(Records to process begins)
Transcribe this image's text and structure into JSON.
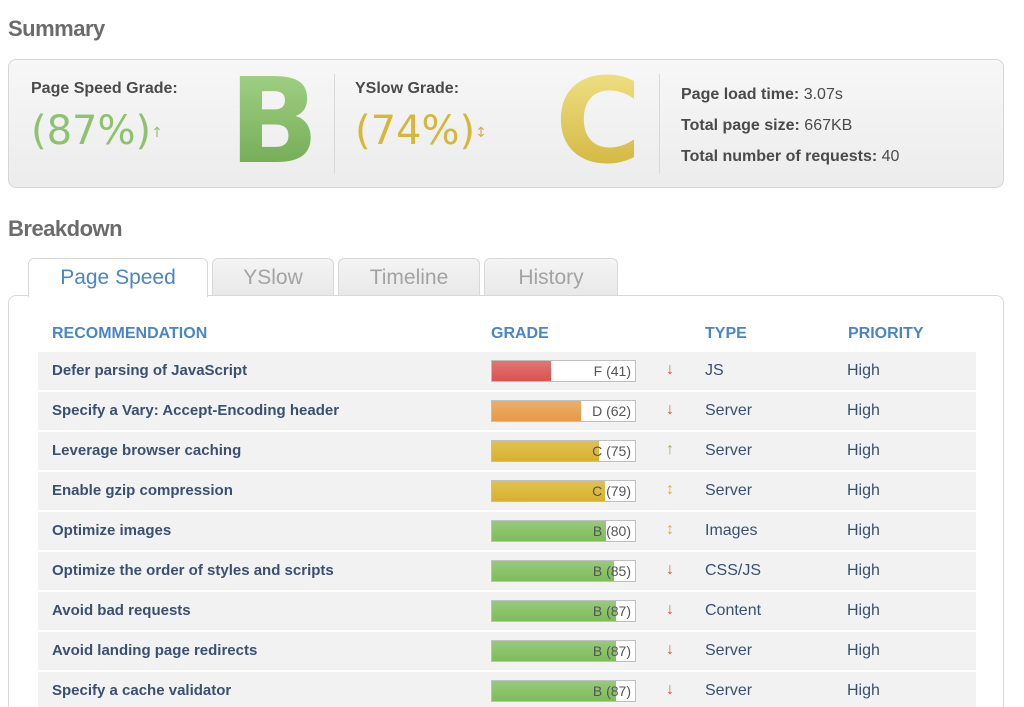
{
  "summary": {
    "title": "Summary",
    "pagespeed": {
      "label": "Page Speed Grade:",
      "percent": "(87%)",
      "trend": "↑",
      "trend_color": "#8dc26f",
      "letter": "B"
    },
    "yslow": {
      "label": "YSlow Grade:",
      "percent": "(74%)",
      "trend": "↕",
      "trend_color": "#e1a84a",
      "letter": "C"
    },
    "stats": [
      {
        "label": "Page load time:",
        "value": "3.07s"
      },
      {
        "label": "Total page size:",
        "value": "667KB"
      },
      {
        "label": "Total number of requests:",
        "value": "40"
      }
    ]
  },
  "breakdown": {
    "title": "Breakdown",
    "tabs": [
      "Page Speed",
      "YSlow",
      "Timeline",
      "History"
    ],
    "active_tab": "Page Speed",
    "columns": [
      "RECOMMENDATION",
      "GRADE",
      "TYPE",
      "PRIORITY"
    ],
    "rows": [
      {
        "recommendation": "Defer parsing of JavaScript",
        "grade": "F (41)",
        "score": 41,
        "color": "#d9534f",
        "arrow": "↓",
        "arrow_color": "#e0533d",
        "type": "JS",
        "priority": "High"
      },
      {
        "recommendation": "Specify a Vary: Accept-Encoding header",
        "grade": "D (62)",
        "score": 62,
        "color": "#e69a45",
        "arrow": "↓",
        "arrow_color": "#e0533d",
        "type": "Server",
        "priority": "High"
      },
      {
        "recommendation": "Leverage browser caching",
        "grade": "C (75)",
        "score": 75,
        "color": "#d8b12a",
        "arrow": "↑",
        "arrow_color": "#7cbf5c",
        "type": "Server",
        "priority": "High"
      },
      {
        "recommendation": "Enable gzip compression",
        "grade": "C (79)",
        "score": 79,
        "color": "#d8b12a",
        "arrow": "↕",
        "arrow_color": "#e1a84a",
        "type": "Server",
        "priority": "High"
      },
      {
        "recommendation": "Optimize images",
        "grade": "B (80)",
        "score": 80,
        "color": "#7ebc5a",
        "arrow": "↕",
        "arrow_color": "#e1a84a",
        "type": "Images",
        "priority": "High"
      },
      {
        "recommendation": "Optimize the order of styles and scripts",
        "grade": "B (85)",
        "score": 85,
        "color": "#7ebc5a",
        "arrow": "↓",
        "arrow_color": "#e0533d",
        "type": "CSS/JS",
        "priority": "High"
      },
      {
        "recommendation": "Avoid bad requests",
        "grade": "B (87)",
        "score": 87,
        "color": "#7ebc5a",
        "arrow": "↓",
        "arrow_color": "#e0533d",
        "type": "Content",
        "priority": "High"
      },
      {
        "recommendation": "Avoid landing page redirects",
        "grade": "B (87)",
        "score": 87,
        "color": "#7ebc5a",
        "arrow": "↓",
        "arrow_color": "#e0533d",
        "type": "Server",
        "priority": "High"
      },
      {
        "recommendation": "Specify a cache validator",
        "grade": "B (87)",
        "score": 87,
        "color": "#7ebc5a",
        "arrow": "↓",
        "arrow_color": "#e0533d",
        "type": "Server",
        "priority": "High"
      }
    ]
  }
}
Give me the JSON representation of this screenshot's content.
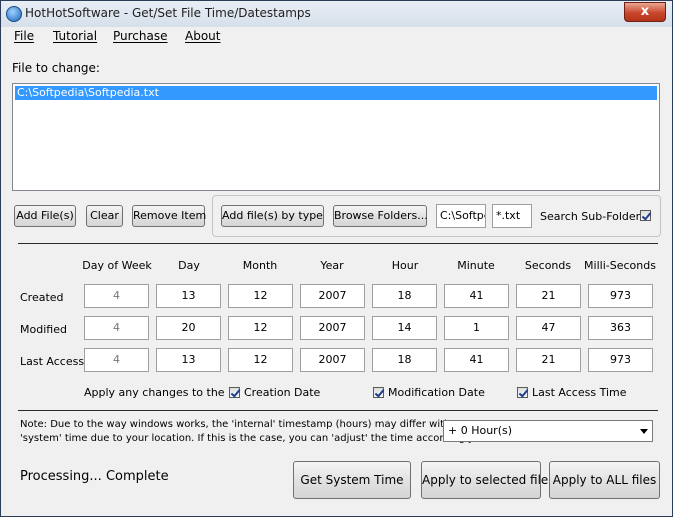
{
  "window": {
    "title": "HotHotSoftware - Get/Set File Time/Datestamps",
    "close_glyph": "x"
  },
  "menu": [
    "File",
    "Tutorial",
    "Purchase",
    "About"
  ],
  "file_section": {
    "label": "File to change:",
    "files": [
      "C:\\Softpedia\\Softpedia.txt"
    ]
  },
  "buttons": {
    "add_files": "Add File(s)",
    "clear": "Clear",
    "remove_item": "Remove Item",
    "add_by_type": "Add file(s) by type",
    "browse_folders": "Browse Folders...",
    "get_system_time": "Get System Time",
    "apply_selected": "Apply to selected file",
    "apply_all": "Apply to ALL files"
  },
  "filter": {
    "folder_value": "C:\\Softpedia",
    "ext_value": "*.txt",
    "search_subfolders_label": "Search Sub-Folders",
    "search_subfolders_checked": true
  },
  "timestamp_table": {
    "columns": [
      "Day of Week",
      "Day",
      "Month",
      "Year",
      "Hour",
      "Minute",
      "Seconds",
      "Milli-Seconds"
    ],
    "rows": [
      {
        "label": "Created",
        "values": [
          "4",
          "13",
          "12",
          "2007",
          "18",
          "41",
          "21",
          "973"
        ]
      },
      {
        "label": "Modified",
        "values": [
          "4",
          "20",
          "12",
          "2007",
          "14",
          "1",
          "47",
          "363"
        ]
      },
      {
        "label": "Last Access",
        "values": [
          "4",
          "13",
          "12",
          "2007",
          "18",
          "41",
          "21",
          "973"
        ]
      }
    ]
  },
  "apply_options": {
    "label": "Apply any changes to the",
    "creation": {
      "label": "Creation Date",
      "checked": true
    },
    "modification": {
      "label": "Modification Date",
      "checked": true
    },
    "last_access": {
      "label": "Last Access Time",
      "checked": true
    }
  },
  "note": {
    "line1": "Note: Due to the way windows works, the 'internal' timestamp (hours) may differ with your",
    "line2": "'system' time due to your location. If this is the case, you can 'adjust' the time accordingly."
  },
  "hour_offset": {
    "selected": "+ 0 Hour(s)"
  },
  "status": "Processing... Complete"
}
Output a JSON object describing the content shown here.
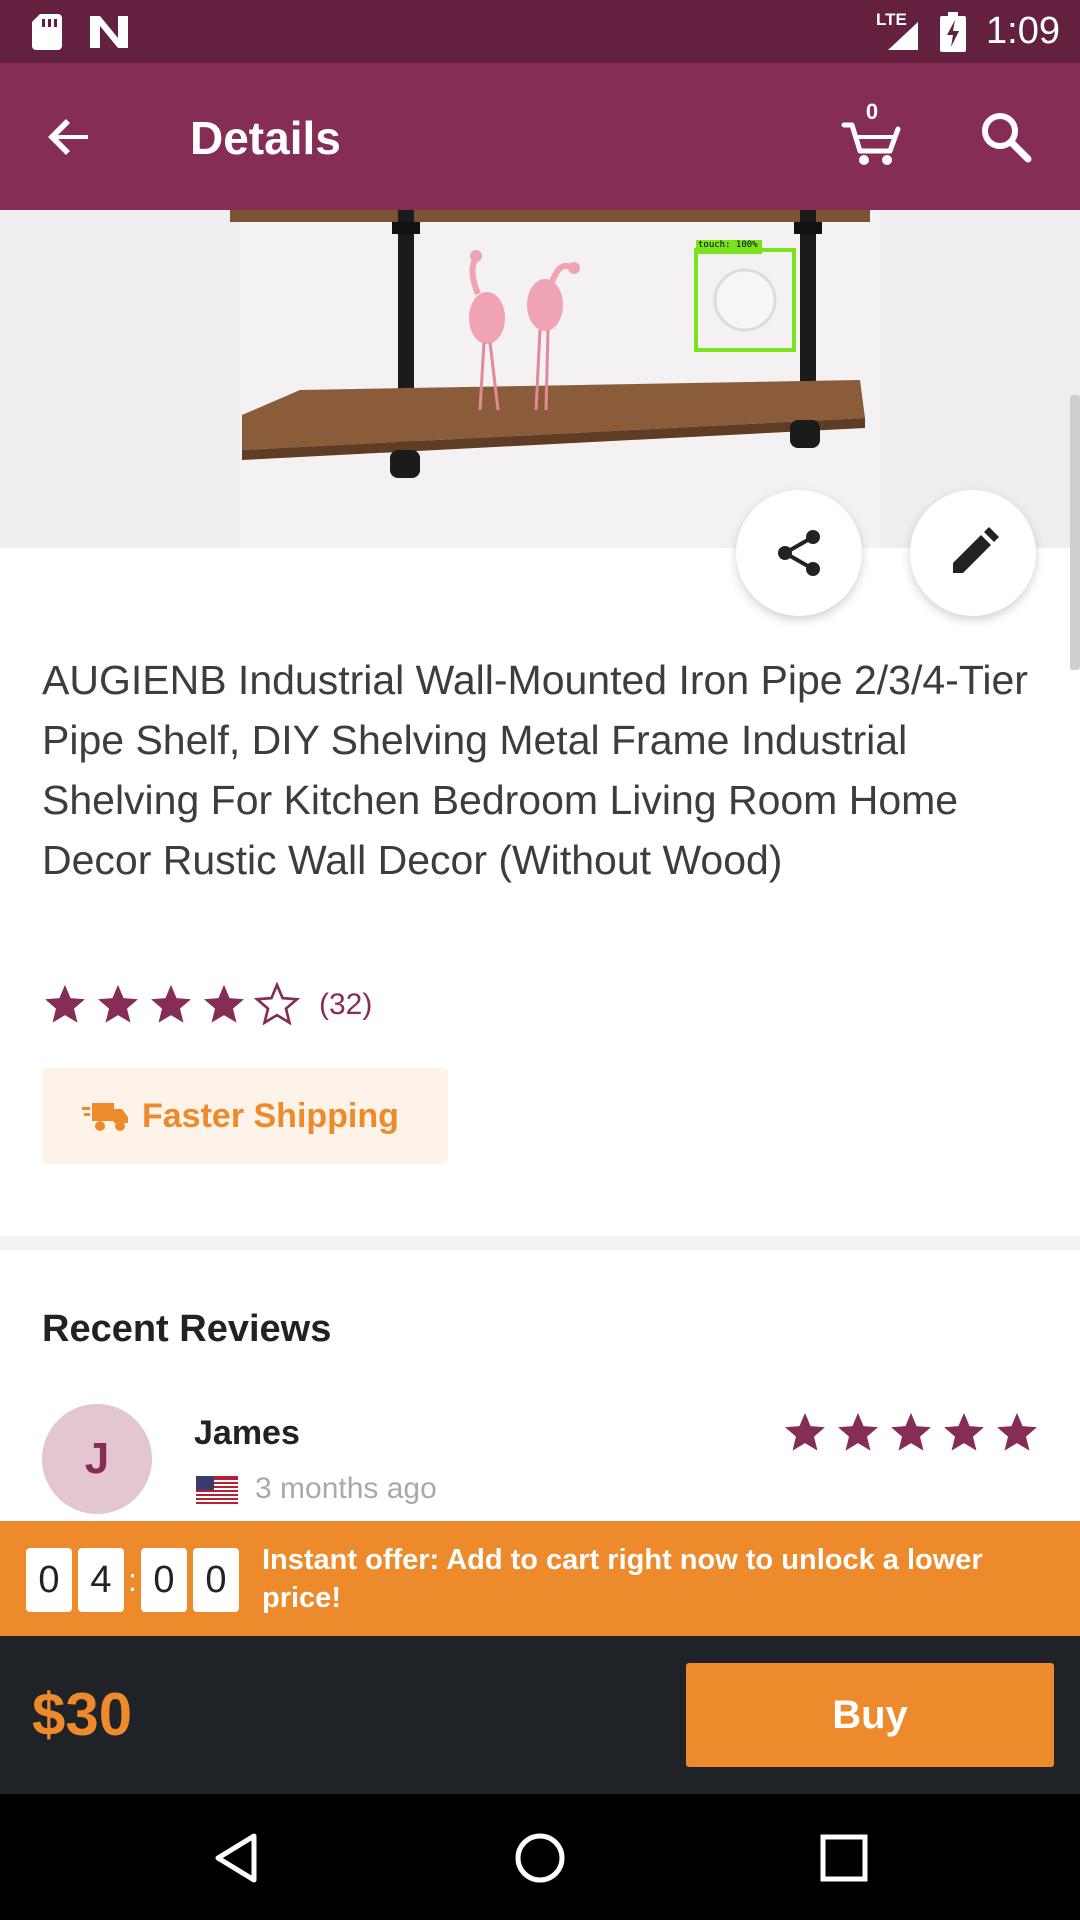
{
  "status_bar": {
    "network": "LTE",
    "time": "1:09"
  },
  "app_bar": {
    "title": "Details",
    "cart_count": "0"
  },
  "product": {
    "title": "AUGIENB Industrial Wall-Mounted Iron Pipe 2/3/4-Tier Pipe Shelf, DIY Shelving Metal Frame Industrial Shelving For Kitchen Bedroom Living Room Home Decor Rustic Wall Decor (Without Wood)",
    "rating": 4,
    "rating_max": 5,
    "review_count": "(32)",
    "shipping_badge": "Faster Shipping",
    "touch_label": "touch: 100%"
  },
  "reviews": {
    "heading": "Recent Reviews",
    "items": [
      {
        "avatar_initial": "J",
        "name": "James",
        "time": "3 months ago",
        "rating": 5
      }
    ]
  },
  "offer": {
    "timer_digits": [
      "0",
      "4",
      "0",
      "0"
    ],
    "timer_separator": ":",
    "text": "Instant offer: Add to cart right now to unlock a lower price!"
  },
  "purchase": {
    "price": "$30",
    "buy_label": "Buy"
  },
  "colors": {
    "status_bar": "#64203f",
    "app_bar": "#852d54",
    "accent": "#ed8a2b",
    "buy_bar": "#1f2226"
  },
  "icons": [
    "sd-card-icon",
    "n-notification-icon",
    "signal-icon",
    "battery-charging-icon",
    "back-arrow-icon",
    "cart-icon",
    "search-icon",
    "share-icon",
    "pencil-icon",
    "star-icon",
    "truck-icon",
    "us-flag-icon",
    "nav-back-icon",
    "nav-home-icon",
    "nav-recents-icon"
  ]
}
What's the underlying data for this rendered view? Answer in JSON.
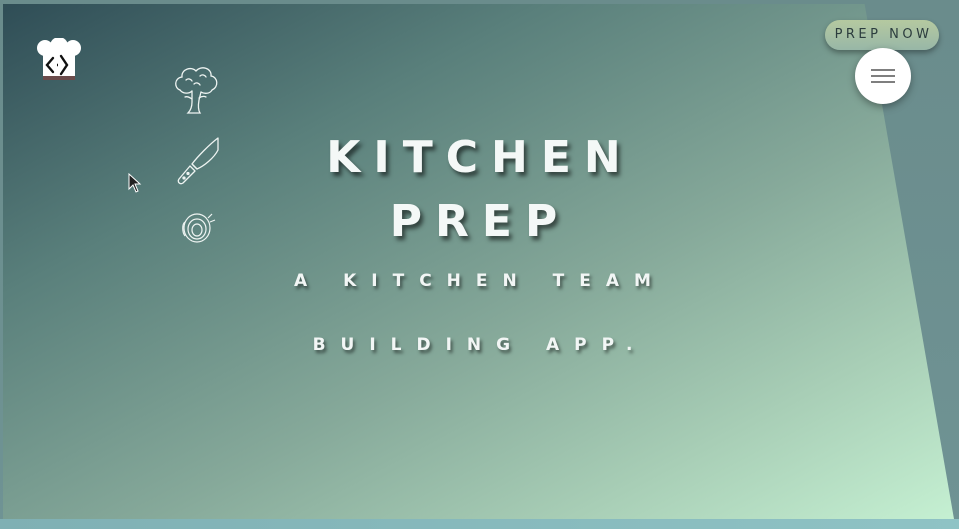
{
  "hero": {
    "title_line1": "KITCHEN",
    "title_line2": "PREP",
    "subtitle_line1": "A KITCHEN TEAM",
    "subtitle_line2": "BUILDING APP."
  },
  "header": {
    "logo_icon": "chef-hat-code-icon",
    "cta_label": "PREP NOW",
    "menu_icon": "hamburger-menu-icon"
  },
  "side_icons": [
    {
      "icon": "broccoli-icon"
    },
    {
      "icon": "knife-icon"
    },
    {
      "icon": "onion-icon"
    }
  ],
  "colors": {
    "gradient_dark": "#2f4d56",
    "gradient_light": "#c5f0d2",
    "cta_background": "#a8c0a4",
    "menu_button": "#ffffff",
    "title_text": "#f4f8f7"
  }
}
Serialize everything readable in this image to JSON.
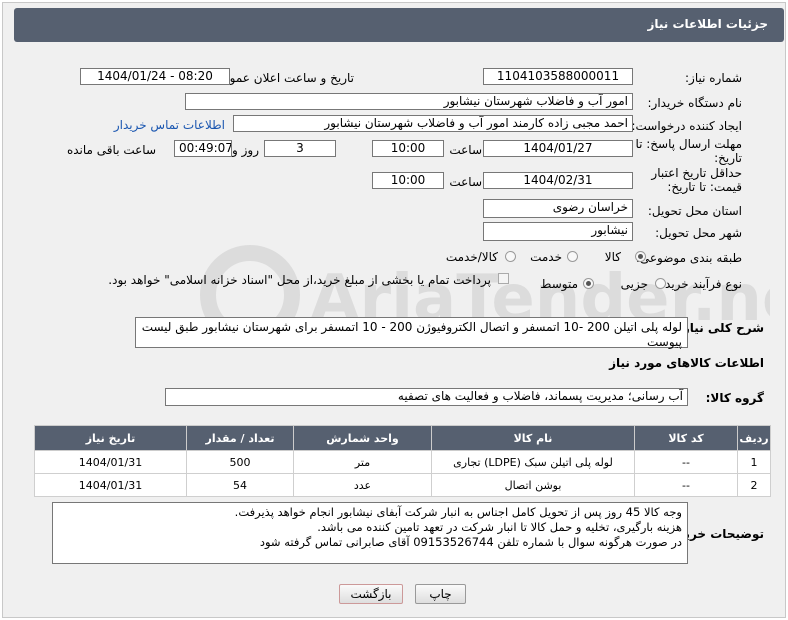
{
  "header": {
    "title": "جزئیات اطلاعات نیاز"
  },
  "fields": {
    "need_number_label": "شماره نیاز:",
    "need_number": "1104103588000011",
    "announce_label": "تاریخ و ساعت اعلان عمومی:",
    "announce_value": "1404/01/24 - 08:20",
    "buyer_org_label": "نام دستگاه خریدار:",
    "buyer_org": "امور آب و فاضلاب شهرستان نیشابور",
    "creator_label": "ایجاد کننده درخواست:",
    "creator": "احمد مجبی زاده کارمند امور آب و فاضلاب شهرستان نیشابور",
    "buyer_contact_link": "اطلاعات تماس خریدار",
    "deadline_label": "مهلت ارسال پاسخ: تا تاریخ:",
    "deadline_date": "1404/01/27",
    "time_label": "ساعت",
    "deadline_time": "10:00",
    "days_value": "3",
    "days_label": "روز و",
    "remaining_time": "00:49:07",
    "remaining_label": "ساعت باقی مانده",
    "validity_label": "حداقل تاریخ اعتبار قیمت: تا تاریخ:",
    "validity_date": "1404/02/31",
    "validity_time": "10:00",
    "province_label": "استان محل تحویل:",
    "province": "خراسان رضوی",
    "city_label": "شهر محل تحویل:",
    "city": "نیشابور",
    "category_label": "طبقه بندی موضوعی:",
    "cat_goods": "کالا",
    "cat_service": "خدمت",
    "cat_both": "کالا/خدمت",
    "process_label": "نوع فرآیند خرید :",
    "proc_minor": "جزیی",
    "proc_medium": "متوسط",
    "payment_note": "پرداخت تمام یا بخشی از مبلغ خرید،از محل \"اسناد خزانه اسلامی\" خواهد بود."
  },
  "description": {
    "label": "شرح کلی نیاز:",
    "text": "لوله پلی اتیلن 200 -10 اتمسفر و اتصال الکتروفیوژن 200  -  10 اتمسفر برای شهرستان نیشابور طبق لیست پیوست"
  },
  "goods": {
    "section_title": "اطلاعات کالاهای مورد نیاز",
    "group_label": "گروه کالا:",
    "group_value": "آب رسانی؛ مدیریت پسماند، فاضلاب و فعالیت های تصفیه",
    "columns": [
      "ردیف",
      "کد کالا",
      "نام کالا",
      "واحد شمارش",
      "تعداد / مقدار",
      "تاریخ نیاز"
    ],
    "rows": [
      {
        "row": "1",
        "code": "--",
        "name": "لوله پلی اتیلن سبک (LDPE) تجاری",
        "unit": "متر",
        "qty": "500",
        "date": "1404/01/31"
      },
      {
        "row": "2",
        "code": "--",
        "name": "بوشن اتصال",
        "unit": "عدد",
        "qty": "54",
        "date": "1404/01/31"
      }
    ]
  },
  "buyer_notes": {
    "label": "توضیحات خریدار:",
    "line1": "وجه کالا 45 روز پس از تحویل کامل اجناس به انبار شرکت آبفای نیشابور انجام خواهد پذیرفت.",
    "line2": "هزینه بارگیری، تخلیه و حمل کالا تا انبار شرکت در تعهد تامین کننده می باشد.",
    "line3": "در صورت هرگونه سوال با شماره تلفن 09153526744 آقای صابرانی تماس گرفته شود"
  },
  "buttons": {
    "print": "چاپ",
    "back": "بازگشت"
  }
}
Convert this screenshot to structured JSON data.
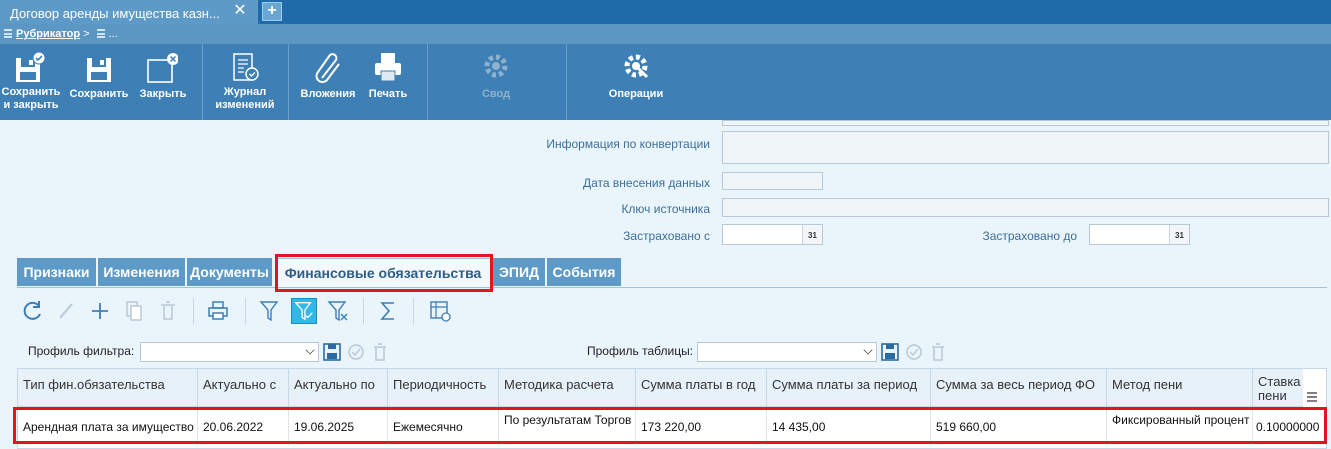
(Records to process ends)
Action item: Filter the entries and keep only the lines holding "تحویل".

Answer section:
    "province_label": "استان محل تحویل:",
    "city_label": "شهر محل تحویل:",
    "line1": "وجه کالا 45 روز پس از تحویل کامل اجناس به انبار شرکت آبفای نیشابور انجام خواهد پذیرفت.",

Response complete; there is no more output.